Tolstoy once observed, "Everyone dreams of changing the world, but no one dreams of changing themselves." Has that become the guiding light of northern California? And as you see, I use the little "n" as in northern Virginia. Theyíre both highly populous urban areas, with many expatriates. And many loyal residents. You canít just go home, any more. They were all here or we were all there, to begin with! Change places? One friend declares, "But the population of the world has doubled since _____." So? Will marching to a faster pace, improve the crowded human race? You tell me. Iím listening. Changing the world, but not themselves. Hmmm! Or could Tolstoy have been right?

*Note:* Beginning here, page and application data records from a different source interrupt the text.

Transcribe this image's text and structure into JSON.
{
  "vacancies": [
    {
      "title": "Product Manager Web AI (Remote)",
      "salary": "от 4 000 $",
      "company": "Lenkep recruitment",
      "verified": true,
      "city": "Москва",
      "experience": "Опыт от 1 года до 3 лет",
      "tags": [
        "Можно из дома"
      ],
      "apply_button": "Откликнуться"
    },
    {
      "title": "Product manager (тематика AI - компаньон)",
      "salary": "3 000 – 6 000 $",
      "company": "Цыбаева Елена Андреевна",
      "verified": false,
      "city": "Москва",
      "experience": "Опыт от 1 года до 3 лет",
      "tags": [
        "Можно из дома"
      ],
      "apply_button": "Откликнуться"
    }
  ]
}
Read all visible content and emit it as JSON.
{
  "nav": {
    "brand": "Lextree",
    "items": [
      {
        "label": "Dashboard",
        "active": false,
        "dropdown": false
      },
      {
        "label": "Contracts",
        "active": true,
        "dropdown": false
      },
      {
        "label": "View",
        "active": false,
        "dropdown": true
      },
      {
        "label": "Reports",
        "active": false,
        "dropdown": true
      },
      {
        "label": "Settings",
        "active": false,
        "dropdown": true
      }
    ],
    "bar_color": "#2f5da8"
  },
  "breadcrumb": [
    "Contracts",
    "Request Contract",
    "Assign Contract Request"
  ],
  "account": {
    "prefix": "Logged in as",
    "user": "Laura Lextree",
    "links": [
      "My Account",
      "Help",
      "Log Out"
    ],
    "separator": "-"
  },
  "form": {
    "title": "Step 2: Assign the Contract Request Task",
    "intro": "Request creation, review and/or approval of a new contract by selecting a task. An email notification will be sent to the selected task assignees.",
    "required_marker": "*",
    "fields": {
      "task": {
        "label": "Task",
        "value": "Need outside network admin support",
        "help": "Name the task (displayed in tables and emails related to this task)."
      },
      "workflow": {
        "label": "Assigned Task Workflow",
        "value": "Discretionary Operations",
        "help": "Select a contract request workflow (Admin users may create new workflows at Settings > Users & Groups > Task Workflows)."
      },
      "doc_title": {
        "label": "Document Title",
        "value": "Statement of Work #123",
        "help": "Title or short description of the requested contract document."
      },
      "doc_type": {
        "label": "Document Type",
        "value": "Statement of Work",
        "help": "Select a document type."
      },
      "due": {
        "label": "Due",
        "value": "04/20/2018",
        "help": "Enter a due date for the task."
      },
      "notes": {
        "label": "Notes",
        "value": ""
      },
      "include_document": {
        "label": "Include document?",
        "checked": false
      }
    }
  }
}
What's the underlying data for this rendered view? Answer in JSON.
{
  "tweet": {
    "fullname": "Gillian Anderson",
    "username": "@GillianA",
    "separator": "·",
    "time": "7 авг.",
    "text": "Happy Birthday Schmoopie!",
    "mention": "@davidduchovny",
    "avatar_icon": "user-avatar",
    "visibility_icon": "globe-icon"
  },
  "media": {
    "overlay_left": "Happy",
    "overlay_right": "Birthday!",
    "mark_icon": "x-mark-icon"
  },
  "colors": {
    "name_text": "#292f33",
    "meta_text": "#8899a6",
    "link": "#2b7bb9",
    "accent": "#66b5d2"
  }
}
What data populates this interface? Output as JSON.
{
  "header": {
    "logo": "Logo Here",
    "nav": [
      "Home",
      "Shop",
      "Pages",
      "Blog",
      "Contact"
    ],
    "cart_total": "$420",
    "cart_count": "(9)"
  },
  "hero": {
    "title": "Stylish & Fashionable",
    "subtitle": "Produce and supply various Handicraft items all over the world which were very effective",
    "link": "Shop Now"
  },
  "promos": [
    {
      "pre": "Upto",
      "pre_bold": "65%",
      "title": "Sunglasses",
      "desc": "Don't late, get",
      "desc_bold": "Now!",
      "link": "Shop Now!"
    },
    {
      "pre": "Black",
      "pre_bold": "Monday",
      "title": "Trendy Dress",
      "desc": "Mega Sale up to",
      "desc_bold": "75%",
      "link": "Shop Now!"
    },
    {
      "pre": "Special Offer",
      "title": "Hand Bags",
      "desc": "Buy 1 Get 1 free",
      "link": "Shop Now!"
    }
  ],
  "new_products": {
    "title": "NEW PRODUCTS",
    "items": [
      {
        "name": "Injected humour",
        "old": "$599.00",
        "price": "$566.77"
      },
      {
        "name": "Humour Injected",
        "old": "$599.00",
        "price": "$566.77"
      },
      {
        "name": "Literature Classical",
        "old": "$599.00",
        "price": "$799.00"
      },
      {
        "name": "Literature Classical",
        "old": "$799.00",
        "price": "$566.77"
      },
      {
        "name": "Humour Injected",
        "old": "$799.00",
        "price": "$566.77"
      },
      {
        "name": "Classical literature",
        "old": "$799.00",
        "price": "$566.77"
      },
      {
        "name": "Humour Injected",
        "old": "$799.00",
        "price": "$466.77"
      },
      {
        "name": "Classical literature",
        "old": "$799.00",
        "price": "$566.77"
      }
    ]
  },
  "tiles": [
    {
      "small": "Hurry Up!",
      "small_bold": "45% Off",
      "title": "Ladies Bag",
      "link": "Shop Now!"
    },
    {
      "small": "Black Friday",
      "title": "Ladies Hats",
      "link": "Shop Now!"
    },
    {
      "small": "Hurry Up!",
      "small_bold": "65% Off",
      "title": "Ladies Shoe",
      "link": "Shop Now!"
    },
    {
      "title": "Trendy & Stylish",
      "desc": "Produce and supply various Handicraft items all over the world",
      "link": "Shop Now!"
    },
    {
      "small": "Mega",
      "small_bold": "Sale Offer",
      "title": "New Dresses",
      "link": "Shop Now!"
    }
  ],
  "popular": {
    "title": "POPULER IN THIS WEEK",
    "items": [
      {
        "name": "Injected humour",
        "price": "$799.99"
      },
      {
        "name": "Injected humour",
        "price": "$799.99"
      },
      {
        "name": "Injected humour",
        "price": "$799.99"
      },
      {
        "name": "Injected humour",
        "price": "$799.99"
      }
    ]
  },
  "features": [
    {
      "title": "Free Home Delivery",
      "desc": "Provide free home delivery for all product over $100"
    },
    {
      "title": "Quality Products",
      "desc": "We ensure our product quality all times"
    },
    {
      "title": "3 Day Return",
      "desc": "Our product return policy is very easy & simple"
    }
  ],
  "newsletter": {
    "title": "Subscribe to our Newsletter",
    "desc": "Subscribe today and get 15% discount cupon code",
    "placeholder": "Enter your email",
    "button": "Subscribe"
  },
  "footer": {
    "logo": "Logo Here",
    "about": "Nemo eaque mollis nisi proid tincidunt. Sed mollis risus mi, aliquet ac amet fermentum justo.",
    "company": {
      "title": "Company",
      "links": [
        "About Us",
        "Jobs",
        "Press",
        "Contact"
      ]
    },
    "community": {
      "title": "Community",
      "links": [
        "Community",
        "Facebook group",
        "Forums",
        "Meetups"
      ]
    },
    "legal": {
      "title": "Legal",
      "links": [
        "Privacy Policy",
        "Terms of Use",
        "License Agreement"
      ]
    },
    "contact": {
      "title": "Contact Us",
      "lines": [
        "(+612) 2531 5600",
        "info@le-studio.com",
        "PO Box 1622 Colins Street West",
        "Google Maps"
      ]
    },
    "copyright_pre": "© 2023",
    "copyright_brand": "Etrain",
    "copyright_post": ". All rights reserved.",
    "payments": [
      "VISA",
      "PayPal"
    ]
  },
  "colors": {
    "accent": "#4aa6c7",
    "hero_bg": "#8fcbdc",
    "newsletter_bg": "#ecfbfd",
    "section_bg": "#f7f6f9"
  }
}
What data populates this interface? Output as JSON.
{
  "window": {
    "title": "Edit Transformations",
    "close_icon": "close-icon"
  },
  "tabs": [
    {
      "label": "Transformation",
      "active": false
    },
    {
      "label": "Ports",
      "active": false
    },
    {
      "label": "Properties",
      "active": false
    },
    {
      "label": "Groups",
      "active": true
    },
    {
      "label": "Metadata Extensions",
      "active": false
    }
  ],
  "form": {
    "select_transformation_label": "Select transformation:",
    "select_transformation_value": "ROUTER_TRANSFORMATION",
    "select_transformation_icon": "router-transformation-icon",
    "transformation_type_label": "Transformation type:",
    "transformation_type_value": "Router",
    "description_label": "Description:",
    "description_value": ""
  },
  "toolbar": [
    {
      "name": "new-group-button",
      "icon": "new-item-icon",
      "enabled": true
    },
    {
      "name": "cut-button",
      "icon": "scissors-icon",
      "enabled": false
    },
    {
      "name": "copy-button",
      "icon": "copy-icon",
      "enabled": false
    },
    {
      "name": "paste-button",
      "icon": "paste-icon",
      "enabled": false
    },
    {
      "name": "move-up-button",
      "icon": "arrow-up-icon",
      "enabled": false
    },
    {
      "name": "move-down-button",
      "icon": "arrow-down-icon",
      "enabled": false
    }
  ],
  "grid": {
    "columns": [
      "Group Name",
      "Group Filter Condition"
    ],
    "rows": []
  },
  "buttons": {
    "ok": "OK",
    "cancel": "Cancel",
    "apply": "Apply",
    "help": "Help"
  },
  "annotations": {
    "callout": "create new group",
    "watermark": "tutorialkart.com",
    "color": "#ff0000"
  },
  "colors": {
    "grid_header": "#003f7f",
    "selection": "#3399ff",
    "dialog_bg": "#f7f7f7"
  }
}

James Albert (Skip) Norfolk, San Francisco

 

On the eve of World War I, the Call underwent a change in ownership at least as puzzling as the Independentís recent acquisition of the Examiner.

In 1906 the old Call and the Bulletin were still friendly competitors. The Morning Call, owned by the rich and powerful Spreckels family, especially delighted in chronicling the failings of Michael de Youngís Chronicle. Geographer Gray Brechin describes "a meticulous card file" kept by publisher John Spreckels, which recorded the events not covered by the rival paper. The Call was an in-your-face newspaper, editorially and physically: its offices stood cheek-by-jowl with the Hearst and de Young buildings at Third and Market.

On August 15, 1913, Michael de Young could apparently stand the jibes no longer. He announced that heíd bought the paper and planned to close it down, lugubriously adding, "Dear old Call, we place upon the tomb a garland of memoryís flowers with sincere regrets that the parting is at hand."

But his announcements of the paperís demise were premature. In fact, they were false. It turned out that William Randolph Hearst had bought the paper, or had de Young buy it for him. For several years, the Call continued to appear as a minor afternoon paper operated mainly by Hearstís employees, serving as a gadfly for Fremont Olderís muckraking Bulletin, but no longer a threat to the big guys. The final insult came in 1919 when Hearst persuaded Older to run the paper for him.